Monday, 27 September 2010

Private, New Jersey "Blues", North America 1755-1763

One of the best of the locally-raised Provincial regiments, the New Jersey Blues were named after the blue coats they wore; blue became the commonest colour worn by provincial regiments towards the end of the war. They were at Oswego and Ticonderoga. In the field almost all provincial troops wore hunting shirts and buckskin breeches or Indian-style cloth leggings rather than their "full dress" regimentals. Even officers, who bought their own uniforms and therefore tended to be better dressed than the rank and file, wore hunting shirts and buckskin breeches on campaign.

This website: http://www.nj.gov/military/museum/frenchindian.html suggests they had a fairly rough war: "Indian raids along the colony’s northwest border in the summer of 1755 prompted the raising of a thousand man regiment of “Jersey Blues”, as well as a force to garrison forts along the Delaware.  The Blues saw considerable combat.  One detachment of the regiment was captured at Oswego in 1756 and another wiped out in a fight at Sabbath Day Point on Lake George in 1757. Another 300 were surrendered to the French at Fort William Henry in 1757 and some of these men were massacred by the Indians."

6 comments:

Martin said...

Hi David,

That uniform would make for a very solid, "we mean business" looking outfit!
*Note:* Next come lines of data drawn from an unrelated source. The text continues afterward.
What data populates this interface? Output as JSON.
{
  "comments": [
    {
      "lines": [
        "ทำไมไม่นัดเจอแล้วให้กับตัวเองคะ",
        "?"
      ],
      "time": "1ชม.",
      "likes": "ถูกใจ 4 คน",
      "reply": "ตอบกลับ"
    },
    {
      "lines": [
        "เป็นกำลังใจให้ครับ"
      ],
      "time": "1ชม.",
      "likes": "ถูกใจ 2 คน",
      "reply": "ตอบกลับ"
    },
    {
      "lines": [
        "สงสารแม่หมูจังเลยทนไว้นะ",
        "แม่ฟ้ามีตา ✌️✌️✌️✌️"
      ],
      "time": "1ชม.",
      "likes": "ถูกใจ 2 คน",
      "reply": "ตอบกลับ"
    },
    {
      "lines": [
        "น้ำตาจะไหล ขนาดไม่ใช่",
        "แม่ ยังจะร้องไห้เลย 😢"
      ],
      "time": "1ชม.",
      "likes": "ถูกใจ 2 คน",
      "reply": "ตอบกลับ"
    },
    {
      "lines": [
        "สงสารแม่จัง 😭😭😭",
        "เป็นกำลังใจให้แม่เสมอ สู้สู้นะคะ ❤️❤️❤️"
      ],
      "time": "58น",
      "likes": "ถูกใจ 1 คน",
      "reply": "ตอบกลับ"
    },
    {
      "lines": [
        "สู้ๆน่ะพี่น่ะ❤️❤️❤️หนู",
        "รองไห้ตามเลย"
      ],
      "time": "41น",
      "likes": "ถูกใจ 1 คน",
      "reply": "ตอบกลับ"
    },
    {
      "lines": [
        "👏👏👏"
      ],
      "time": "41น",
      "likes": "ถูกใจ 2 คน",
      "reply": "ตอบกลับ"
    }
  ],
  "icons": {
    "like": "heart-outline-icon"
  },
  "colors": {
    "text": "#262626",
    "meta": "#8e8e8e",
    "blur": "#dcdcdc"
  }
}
Heartfelt sigh! I am sorely tempted to raise them in miniature. Now what was that web address for HistoriFigs? Their 25mm Scruby SYW figures would be perfect!

I had always heard that there was a heavy Lowland Scots influence in the cut of the coatee of this regiment. Is this true?
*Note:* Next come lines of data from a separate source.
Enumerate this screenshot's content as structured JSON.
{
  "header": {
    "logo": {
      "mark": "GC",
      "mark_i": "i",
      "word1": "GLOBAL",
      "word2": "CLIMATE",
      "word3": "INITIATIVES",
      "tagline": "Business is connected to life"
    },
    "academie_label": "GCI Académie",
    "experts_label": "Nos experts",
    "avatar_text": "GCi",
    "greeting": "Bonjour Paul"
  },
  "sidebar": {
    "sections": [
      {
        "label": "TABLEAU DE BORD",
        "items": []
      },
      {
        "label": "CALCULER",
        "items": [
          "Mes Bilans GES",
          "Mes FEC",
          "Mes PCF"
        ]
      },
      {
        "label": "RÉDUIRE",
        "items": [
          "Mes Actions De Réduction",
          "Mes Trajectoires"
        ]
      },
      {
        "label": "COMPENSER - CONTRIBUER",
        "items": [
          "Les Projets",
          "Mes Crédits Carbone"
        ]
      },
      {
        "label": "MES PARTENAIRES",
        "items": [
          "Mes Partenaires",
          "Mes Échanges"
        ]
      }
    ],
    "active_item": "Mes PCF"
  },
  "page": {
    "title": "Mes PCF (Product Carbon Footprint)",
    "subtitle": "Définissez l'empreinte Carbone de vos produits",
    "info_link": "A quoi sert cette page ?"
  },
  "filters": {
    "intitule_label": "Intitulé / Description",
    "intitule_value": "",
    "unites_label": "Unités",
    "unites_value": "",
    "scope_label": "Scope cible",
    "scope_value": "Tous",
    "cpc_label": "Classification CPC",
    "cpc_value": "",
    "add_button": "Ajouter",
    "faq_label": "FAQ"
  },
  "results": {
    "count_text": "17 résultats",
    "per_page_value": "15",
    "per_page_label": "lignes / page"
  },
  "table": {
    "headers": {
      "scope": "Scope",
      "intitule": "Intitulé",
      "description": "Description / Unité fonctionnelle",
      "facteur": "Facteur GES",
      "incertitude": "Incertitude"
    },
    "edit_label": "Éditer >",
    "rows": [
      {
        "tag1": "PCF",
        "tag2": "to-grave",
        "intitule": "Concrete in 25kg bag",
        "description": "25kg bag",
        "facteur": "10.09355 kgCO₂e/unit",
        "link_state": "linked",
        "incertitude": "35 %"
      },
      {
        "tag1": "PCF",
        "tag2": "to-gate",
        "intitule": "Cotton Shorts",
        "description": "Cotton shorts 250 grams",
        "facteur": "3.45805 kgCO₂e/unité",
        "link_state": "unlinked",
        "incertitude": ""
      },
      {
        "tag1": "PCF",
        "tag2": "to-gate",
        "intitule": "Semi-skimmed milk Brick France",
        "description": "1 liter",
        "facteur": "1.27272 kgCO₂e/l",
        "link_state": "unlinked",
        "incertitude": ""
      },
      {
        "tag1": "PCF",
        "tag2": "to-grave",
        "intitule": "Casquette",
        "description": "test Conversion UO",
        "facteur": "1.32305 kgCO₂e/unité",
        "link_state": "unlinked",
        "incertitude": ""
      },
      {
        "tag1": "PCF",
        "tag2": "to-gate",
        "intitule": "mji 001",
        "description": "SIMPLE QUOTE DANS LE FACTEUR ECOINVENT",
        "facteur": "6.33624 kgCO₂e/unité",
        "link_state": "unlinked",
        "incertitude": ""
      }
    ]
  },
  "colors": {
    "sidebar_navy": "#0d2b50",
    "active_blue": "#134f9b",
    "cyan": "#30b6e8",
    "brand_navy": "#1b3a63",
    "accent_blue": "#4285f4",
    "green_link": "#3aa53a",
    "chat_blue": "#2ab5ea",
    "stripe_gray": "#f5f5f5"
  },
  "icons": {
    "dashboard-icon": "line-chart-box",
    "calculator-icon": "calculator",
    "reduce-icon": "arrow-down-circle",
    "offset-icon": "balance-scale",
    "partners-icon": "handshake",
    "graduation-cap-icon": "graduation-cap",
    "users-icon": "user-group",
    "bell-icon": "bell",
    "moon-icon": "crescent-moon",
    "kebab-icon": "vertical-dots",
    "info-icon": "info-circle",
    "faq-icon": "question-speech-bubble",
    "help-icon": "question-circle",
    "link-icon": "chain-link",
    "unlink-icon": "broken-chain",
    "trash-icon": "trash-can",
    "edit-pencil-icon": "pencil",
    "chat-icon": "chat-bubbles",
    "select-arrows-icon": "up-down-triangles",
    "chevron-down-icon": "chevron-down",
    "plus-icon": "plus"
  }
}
David said...

Hi Martin,

Thanks for commenting; I quite agree! (The link you want is: http://www.historifigs.com/soldiers_of_the_seven_years_war.htm :-))

The influence was certainly Scottish but the reference is to a short Highland-style jacket in everything I've seen. Can you give me some pointers to references to claims of a Lowland influence, please? I'd be interested to see them; thanks. (I know there are very often conflicting materials about these things - it goes with the territory!)

Cheers,

David.

Capt Bill said...

Sir David, Always a pleasure to see your talent on display...

David said...

Thanks, Bill. :-)

I commented on your blog yesterday; I enjoy seeing your army raising and painting talent on display too!

All the best,

David.

Martin said...

Hi David,

It turns out it's just me getting older. It appears that in the middle 1700's there was quite an influx of Lowland Scots settling in New Jersey, and yes, the coatee of the "Blues" WAS cut in the "Highland style". (Naw doout ta save a ha'penny, since it took less material than a full skirted regimental. Hoot Mon!) I wonder what the recruits thought about it, particularly after 1745, when the Lowlanders were very busy trying to distance themselves from the (mostly) Jacobite clansmen, by styling themselves "North British"?

David said...

Hi Martin,

:-) Thanks for the information; it's good to know more. Perhaps the Scots desire to save money did have something to do with it - though cropping the coat tails was also common for British regular infantry in North America at the time as it made the coat more practical for the often densely wooded conditions on campaign. I think that the Highlanders also performed so well in the SYW that it was no longer so much of a stigma to be one!

Cheers,

David.